Life Extended (2008, 58 min.) is Bigert & Bergström’s exploration of the human endeavor to control life and death. In this film, we meet the gerontologist who believes we will be immortal within a near future, the architects who construct spaces to slow down the ageing process, the monk who runs for 1000 days in order to strengthen his spirit for its immortal journey, the street kids who lives in the moment, and many more.  “Today ageing is subject to control” as one biochemist puts it. And the speed with which this biotechnological development is moving indicates that coming generations will live very long lives.  Opposíng the static image of the stairway of life, the film is constructed as a relay race where people move towards the viewer. Initiated as a work of art, the film envisions a contemporary memento mori for death itself, when death has become nothing but a memory.  Showing Tuesday, Feb. 24 at 2:30 pm in Miller 14.

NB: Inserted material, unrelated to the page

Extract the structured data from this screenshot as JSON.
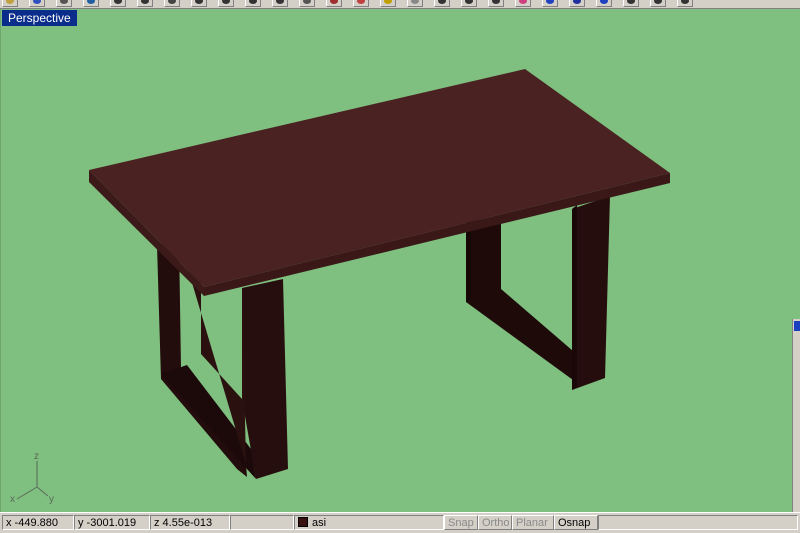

Last Supper (2005, 58 min.) The last supper has been given to prisoners facing the death penalty as long as the punishment has existed. The tradition stems from funeral rites where the deceased person was given food on his deathbed to protect him on his journey to the afterlife. Today, the ritual of giving the last supper to the condemned person has been detached from its origin, and can be perceived to be as absurd as the punishment it accompanies.  Last Supper focuses on this discrepancy between historical "meaning" and contemporary use of a tradition that has lost its connection with the past.  The film mixes documentary material with sculptural installations and animated graphics.  The main character is the former death row chef Brian Price, who reconstructs one of the 200 final meals that he prepared during his time as inmate in Huntsville State Prison, Texas, US. Showing Tuesday, Feb. 24 at 7:30 pm in Lovejoy 208.